The woman who helped plan possibly one of the more sexist Silicon Valley events in recent memory "didn't mean to offend anyone," she told The Huffington Post.
Alexandra Hunter, who works for a San Francisco-based tech incubator called Hacker Hideout, was unapologetic about her company's 'Hackers and Hookers' Halloween party.
Hacker Hideout took to its Facebook page to respond to the online haters: "We would like to start by saying it was not our intention to offend or upset anyone, but it can be hard to please the whole world and the different cultures, values and beliefs that exists."
The Facebook page is no longer available, and Hunter told HuffPost that she has no comment on it.

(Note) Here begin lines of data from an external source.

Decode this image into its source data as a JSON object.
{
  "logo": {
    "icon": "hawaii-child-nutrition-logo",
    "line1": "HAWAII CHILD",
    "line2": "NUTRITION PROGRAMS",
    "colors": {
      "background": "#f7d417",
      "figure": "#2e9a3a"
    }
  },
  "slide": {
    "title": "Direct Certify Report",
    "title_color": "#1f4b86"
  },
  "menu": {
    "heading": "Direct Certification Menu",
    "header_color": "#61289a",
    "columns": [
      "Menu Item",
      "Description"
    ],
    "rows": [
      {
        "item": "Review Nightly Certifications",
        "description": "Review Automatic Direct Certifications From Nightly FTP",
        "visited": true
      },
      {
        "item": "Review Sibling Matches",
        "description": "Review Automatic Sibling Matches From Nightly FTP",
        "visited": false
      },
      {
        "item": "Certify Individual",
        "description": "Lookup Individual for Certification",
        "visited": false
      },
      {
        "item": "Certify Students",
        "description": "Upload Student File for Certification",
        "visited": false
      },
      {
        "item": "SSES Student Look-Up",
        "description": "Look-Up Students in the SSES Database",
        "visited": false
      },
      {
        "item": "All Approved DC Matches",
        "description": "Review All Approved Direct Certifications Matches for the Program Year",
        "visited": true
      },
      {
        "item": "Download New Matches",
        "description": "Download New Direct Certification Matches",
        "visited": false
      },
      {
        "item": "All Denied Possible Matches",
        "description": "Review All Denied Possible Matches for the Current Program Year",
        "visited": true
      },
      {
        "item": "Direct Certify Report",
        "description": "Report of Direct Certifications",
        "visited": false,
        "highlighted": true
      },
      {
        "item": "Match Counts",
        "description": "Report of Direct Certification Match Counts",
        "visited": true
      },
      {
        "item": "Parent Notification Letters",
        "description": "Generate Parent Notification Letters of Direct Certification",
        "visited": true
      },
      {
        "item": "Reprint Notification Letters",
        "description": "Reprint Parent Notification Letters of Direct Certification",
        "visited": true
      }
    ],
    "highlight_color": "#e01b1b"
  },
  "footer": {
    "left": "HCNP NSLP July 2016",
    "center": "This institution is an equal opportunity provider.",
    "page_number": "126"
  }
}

"We never intended, obviously, to have this type of reaction," said Hunter. "It was really just trying to make a spoof of something that we thought would be funny and we didn't think it would get so much attention." Hunter assured HuffPost that they "were not trying to be 'brogrammers'" -- the company's employees are split fairly evenly male and female, she said.

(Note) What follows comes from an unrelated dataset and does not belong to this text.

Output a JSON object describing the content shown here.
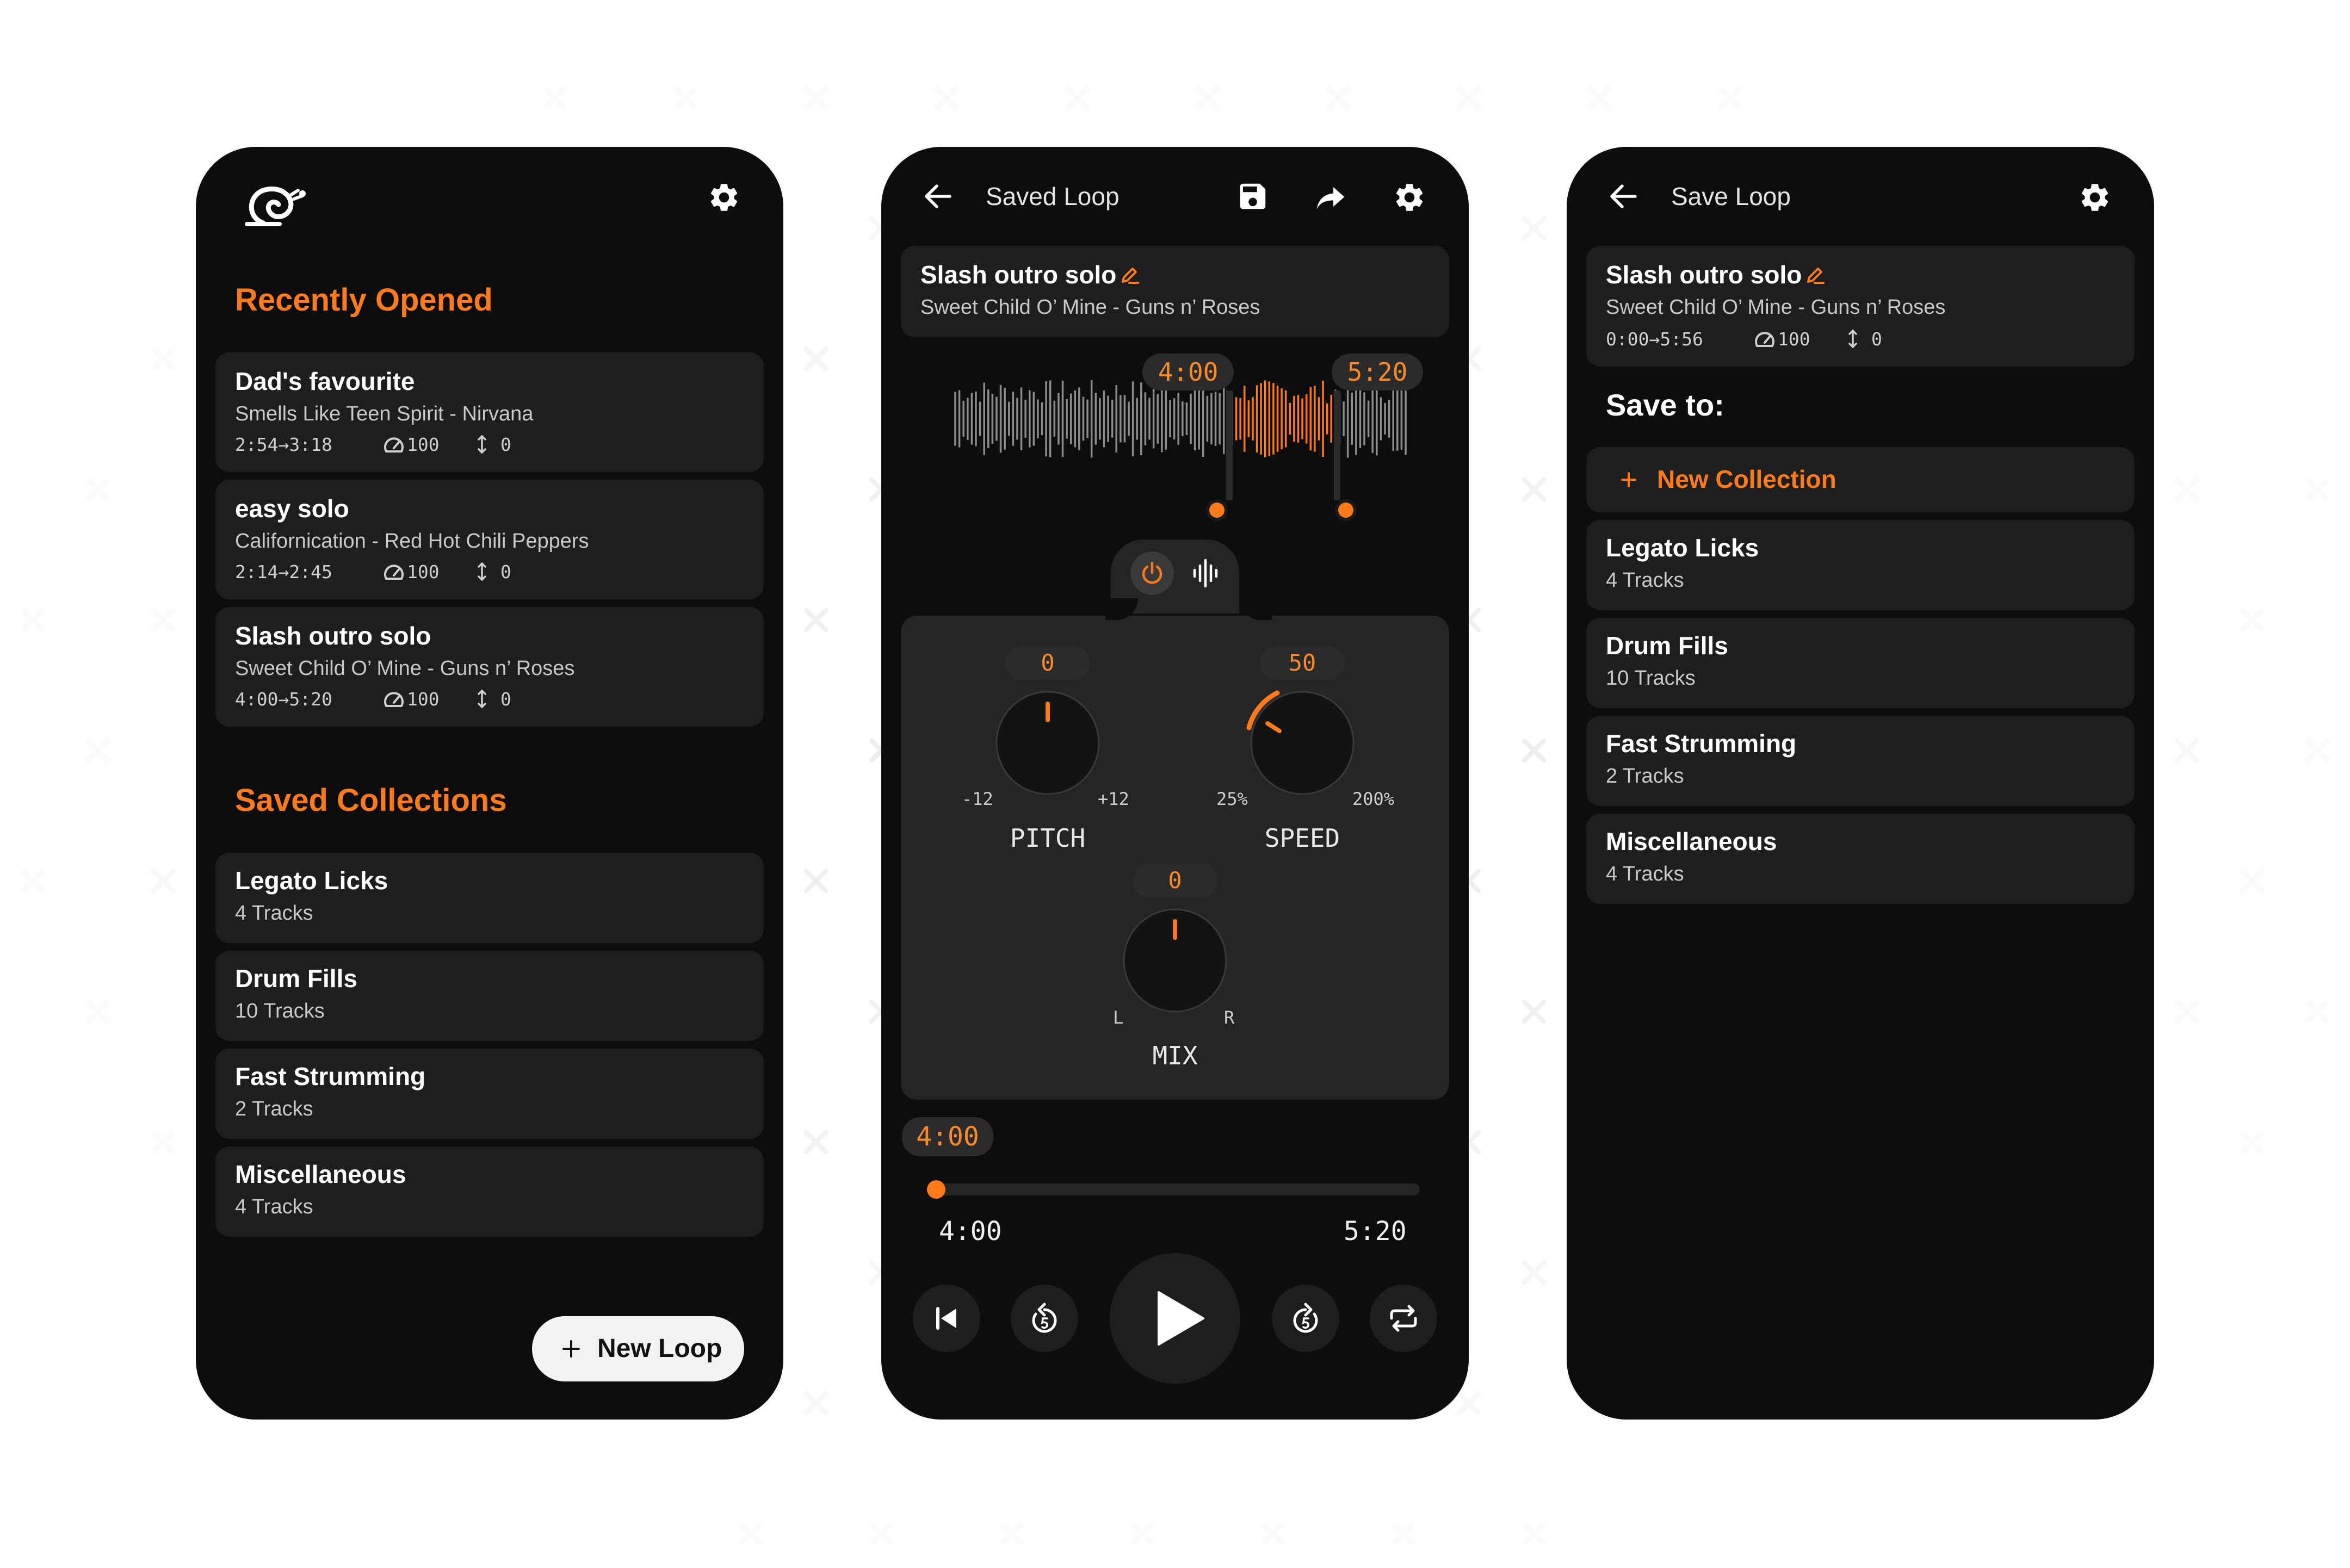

The Hacker and Hooker party is still happening: "We're standing behind it," Hunter said.
This party comes at a point when discussion of sexism in Silicon Valley seems to be everywhere. There are disproportionately few women in the computer sciences, as this recent New York Times piece points out.

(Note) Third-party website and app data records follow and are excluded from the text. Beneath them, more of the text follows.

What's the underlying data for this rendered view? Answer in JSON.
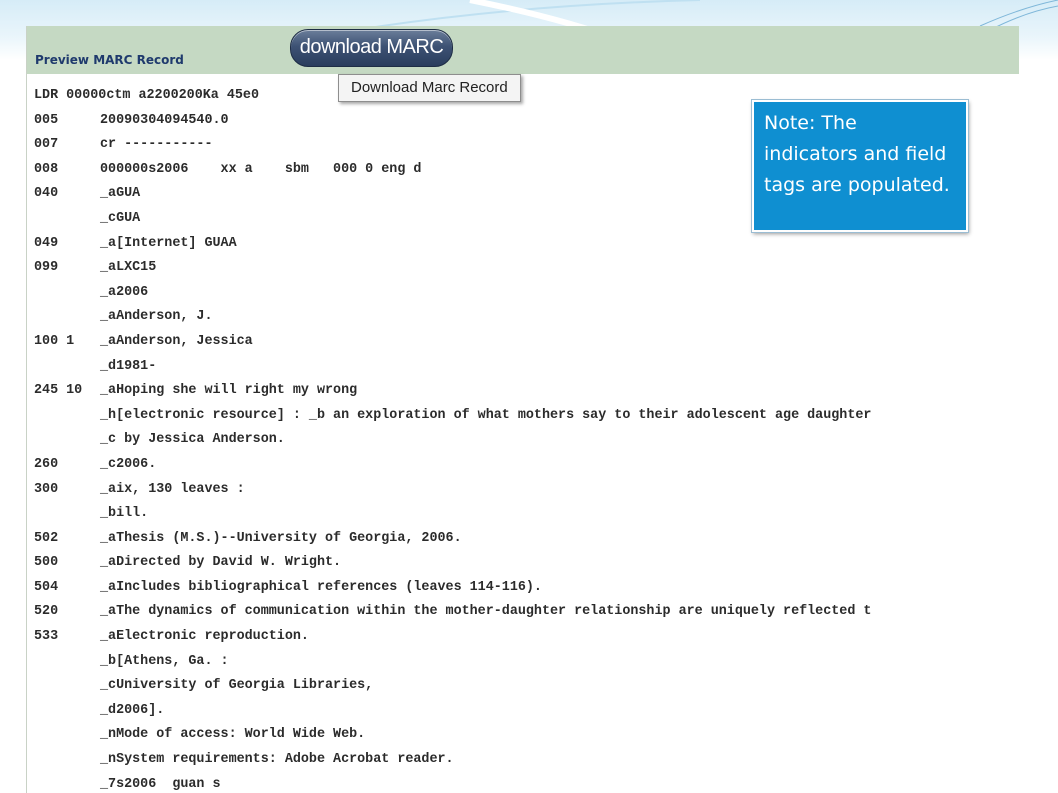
{
  "header": {
    "title": "Preview MARC Record",
    "download_button": "download MARC",
    "tooltip": "Download Marc Record"
  },
  "note": "Note: The indicators and field tags are populated.",
  "record": {
    "leader": "LDR 00000ctm a2200200Ka 45e0",
    "lines": [
      {
        "tag": "005",
        "value": "20090304094540.0"
      },
      {
        "tag": "007",
        "value": "cr -----------"
      },
      {
        "tag": "008",
        "value": "000000s2006    xx a    sbm   000 0 eng d"
      },
      {
        "tag": "040",
        "value": "_aGUA"
      },
      {
        "tag": "",
        "value": "_cGUA"
      },
      {
        "tag": "049",
        "value": "_a[Internet] GUAA"
      },
      {
        "tag": "099",
        "value": "_aLXC15"
      },
      {
        "tag": "",
        "value": "_a2006"
      },
      {
        "tag": "",
        "value": "_aAnderson, J."
      },
      {
        "tag": "100 1",
        "value": "_aAnderson, Jessica"
      },
      {
        "tag": "",
        "value": "_d1981-"
      },
      {
        "tag": "245 10",
        "value": "_aHoping she will right my wrong"
      },
      {
        "tag": "",
        "value": "_h[electronic resource] : _b an exploration of what mothers say to their adolescent age daughter"
      },
      {
        "tag": "",
        "value": "_c by Jessica Anderson."
      },
      {
        "tag": "260",
        "value": "_c2006."
      },
      {
        "tag": "300",
        "value": "_aix, 130 leaves :"
      },
      {
        "tag": "",
        "value": "_bill."
      },
      {
        "tag": "502",
        "value": "_aThesis (M.S.)--University of Georgia, 2006."
      },
      {
        "tag": "500",
        "value": "_aDirected by David W. Wright."
      },
      {
        "tag": "504",
        "value": "_aIncludes bibliographical references (leaves 114-116)."
      },
      {
        "tag": "520",
        "value": "_aThe dynamics of communication within the mother-daughter relationship are uniquely reflected t"
      },
      {
        "tag": "533",
        "value": "_aElectronic reproduction."
      },
      {
        "tag": "",
        "value": "_b[Athens, Ga. :"
      },
      {
        "tag": "",
        "value": "_cUniversity of Georgia Libraries,"
      },
      {
        "tag": "",
        "value": "_d2006]."
      },
      {
        "tag": "",
        "value": "_nMode of access: World Wide Web."
      },
      {
        "tag": "",
        "value": "_nSystem requirements: Adobe Acrobat reader."
      },
      {
        "tag": "",
        "value": "_7s2006  guan s"
      }
    ]
  }
}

Events like "Hackers and Hookers" likely aren't making women in tech any more comfortable.
Hunter, who said she's been with the company since its September founding, and her co-organizers came up with the Halloween party's theme based on the British tradition of hound and hen parties. "We asked one of the guys what he was going to be and he said, 'I'm gonna be a hooker,'" Hunter told HuffPost. "We thought that was funny, like hackers and hookers."